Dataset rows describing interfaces

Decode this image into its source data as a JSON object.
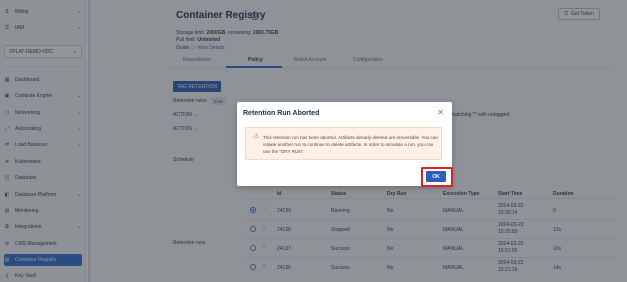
{
  "sidebar": {
    "top_items": [
      {
        "label": "Billing",
        "icon": "dollar-icon"
      },
      {
        "label": "IAM",
        "icon": "user-key-icon"
      }
    ],
    "project_select": {
      "value": "XPLAT-DEMO-VDC"
    },
    "items": [
      {
        "label": "Dashboard",
        "icon": "dashboard-icon",
        "chevron": false
      },
      {
        "label": "Compute Engine",
        "icon": "compute-icon",
        "chevron": true
      },
      {
        "label": "Networking",
        "icon": "network-icon",
        "chevron": true
      },
      {
        "label": "Autoscaling",
        "icon": "autoscale-icon",
        "chevron": true
      },
      {
        "label": "Load Balancer",
        "icon": "load-balancer-icon",
        "chevron": true
      },
      {
        "label": "Kubernetes",
        "icon": "kubernetes-icon",
        "chevron": false
      },
      {
        "label": "Database",
        "icon": "database-icon",
        "chevron": false
      },
      {
        "label": "Database Platform",
        "icon": "database-platform-icon",
        "chevron": true
      },
      {
        "label": "Monitoring",
        "icon": "monitoring-icon",
        "chevron": false
      },
      {
        "label": "Integrations",
        "icon": "integrations-icon",
        "chevron": true
      },
      {
        "label": "CMS Management",
        "icon": "cms-icon",
        "chevron": false
      },
      {
        "label": "Container Registry",
        "icon": "container-icon",
        "chevron": false,
        "active": true
      },
      {
        "label": "Key Vault",
        "icon": "key-icon",
        "chevron": false
      }
    ]
  },
  "header": {
    "title": "Container Registry",
    "storage_label": "Storage limit:",
    "storage_limit": "2000GB",
    "storage_remaining_label": ", remaining:",
    "storage_remaining": "1983.75GB",
    "pull_limit_label": "Pull limit:",
    "pull_limit": "Unlimited",
    "guide_label": "Guide",
    "view_details": "View Details",
    "get_token": "Get Token"
  },
  "tabs": [
    "Repositories",
    "Policy",
    "Robot Account",
    "Configuration"
  ],
  "policy": {
    "tag_retention_button": "TAG RETENTION",
    "retention_rules_label": "Retention rules",
    "retention_rules_count": "2/16",
    "action1": "ACTION",
    "action2": "ACTION",
    "schedule_label": "Schedule",
    "retention_runs_label": "Retention runs",
    "matching_text": "matching ** with untagged"
  },
  "runs_table": {
    "headers": [
      "Id",
      "Status",
      "Dry Run",
      "Execution Type",
      "Start Time",
      "Duration"
    ],
    "rows": [
      {
        "id": "24139",
        "status": "Running",
        "dry_run": "No",
        "type": "MANUAL",
        "start_date": "2024-03-22",
        "start_time": "15:26:14",
        "duration": "0",
        "selected": true
      },
      {
        "id": "24138",
        "status": "Stopped",
        "dry_run": "No",
        "type": "MANUAL",
        "start_date": "2024-03-22",
        "start_time": "15:25:50",
        "duration": "12s",
        "selected": false
      },
      {
        "id": "24137",
        "status": "Success",
        "dry_run": "No",
        "type": "MANUAL",
        "start_date": "2024-03-22",
        "start_time": "15:21:55",
        "duration": "10s",
        "selected": false
      },
      {
        "id": "24136",
        "status": "Success",
        "dry_run": "No",
        "type": "MANUAL",
        "start_date": "2024-03-22",
        "start_time": "15:21:16",
        "duration": "14s",
        "selected": false
      }
    ]
  },
  "modal": {
    "title": "Retention Run Aborted",
    "message": "This retention run has been aborted. Artifacts already deleted are irreversible. You can initiate another run to continue to delete artifacts. In order to simulate a run, you can use the \"DRY RUN\".",
    "ok_label": "OK"
  },
  "colors": {
    "accent": "#2b6cd1",
    "primary_button": "#2b5fb8",
    "warning_bg": "#fdf1e7",
    "warning_icon": "#e0782a",
    "highlight": "#e02020"
  }
}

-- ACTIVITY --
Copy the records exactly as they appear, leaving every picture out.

-- EXERCISE OUTPUT --
Decode this image into its source data as a JSON object.
{
  "sidebar": {
    "top_items": [
      {
        "label": "Billing",
        "icon": "dollar-icon"
      },
      {
        "label": "IAM",
        "icon": "user-key-icon"
      }
    ],
    "project_select": {
      "value": "XPLAT-DEMO-VDC"
    },
    "items": [
      {
        "label": "Dashboard",
        "icon": "dashboard-icon",
        "chevron": false
      },
      {
        "label": "Compute Engine",
        "icon": "compute-icon",
        "chevron": true
      },
      {
        "label": "Networking",
        "icon": "network-icon",
        "chevron": true
      },
      {
        "label": "Autoscaling",
        "icon": "autoscale-icon",
        "chevron": true
      },
      {
        "label": "Load Balancer",
        "icon": "load-balancer-icon",
        "chevron": true
      },
      {
        "label": "Kubernetes",
        "icon": "kubernetes-icon",
        "chevron": false
      },
      {
        "label": "Database",
        "icon": "database-icon",
        "chevron": false
      },
      {
        "label": "Database Platform",
        "icon": "database-platform-icon",
        "chevron": true
      },
      {
        "label": "Monitoring",
        "icon": "monitoring-icon",
        "chevron": false
      },
      {
        "label": "Integrations",
        "icon": "integrations-icon",
        "chevron": true
      },
      {
        "label": "CMS Management",
        "icon": "cms-icon",
        "chevron": false
      },
      {
        "label": "Container Registry",
        "icon": "container-icon",
        "chevron": false,
        "active": true
      },
      {
        "label": "Key Vault",
        "icon": "key-icon",
        "chevron": false
      }
    ]
  },
  "header": {
    "title": "Container Registry",
    "storage_label": "Storage limit:",
    "storage_limit": "2000GB",
    "storage_remaining_label": ", remaining:",
    "storage_remaining": "1983.75GB",
    "pull_limit_label": "Pull limit:",
    "pull_limit": "Unlimited",
    "guide_label": "Guide",
    "view_details": "View Details",
    "get_token": "Get Token"
  },
  "tabs": [
    "Repositories",
    "Policy",
    "Robot Account",
    "Configuration"
  ],
  "policy": {
    "tag_retention_button": "TAG RETENTION",
    "retention_rules_label": "Retention rules",
    "retention_rules_count": "2/16",
    "action1": "ACTION",
    "action2": "ACTION",
    "schedule_label": "Schedule",
    "retention_runs_label": "Retention runs",
    "matching_text": "matching ** with untagged"
  },
  "runs_table": {
    "headers": [
      "Id",
      "Status",
      "Dry Run",
      "Execution Type",
      "Start Time",
      "Duration"
    ],
    "rows": [
      {
        "id": "24139",
        "status": "Running",
        "dry_run": "No",
        "type": "MANUAL",
        "start_date": "2024-03-22",
        "start_time": "15:26:14",
        "duration": "0",
        "selected": true
      },
      {
        "id": "24138",
        "status": "Stopped",
        "dry_run": "No",
        "type": "MANUAL",
        "start_date": "2024-03-22",
        "start_time": "15:25:50",
        "duration": "12s",
        "selected": false
      },
      {
        "id": "24137",
        "status": "Success",
        "dry_run": "No",
        "type": "MANUAL",
        "start_date": "2024-03-22",
        "start_time": "15:21:55",
        "duration": "10s",
        "selected": false
      },
      {
        "id": "24136",
        "status": "Success",
        "dry_run": "No",
        "type": "MANUAL",
        "start_date": "2024-03-22",
        "start_time": "15:21:16",
        "duration": "14s",
        "selected": false
      }
    ]
  },
  "modal": {
    "title": "Retention Run Aborted",
    "message": "This retention run has been aborted. Artifacts already deleted are irreversible. You can initiate another run to continue to delete artifacts. In order to simulate a run, you can use the \"DRY RUN\".",
    "ok_label": "OK"
  },
  "colors": {
    "accent": "#2b6cd1",
    "primary_button": "#2b5fb8",
    "warning_bg": "#fdf1e7",
    "warning_icon": "#e0782a",
    "highlight": "#e02020"
  }
}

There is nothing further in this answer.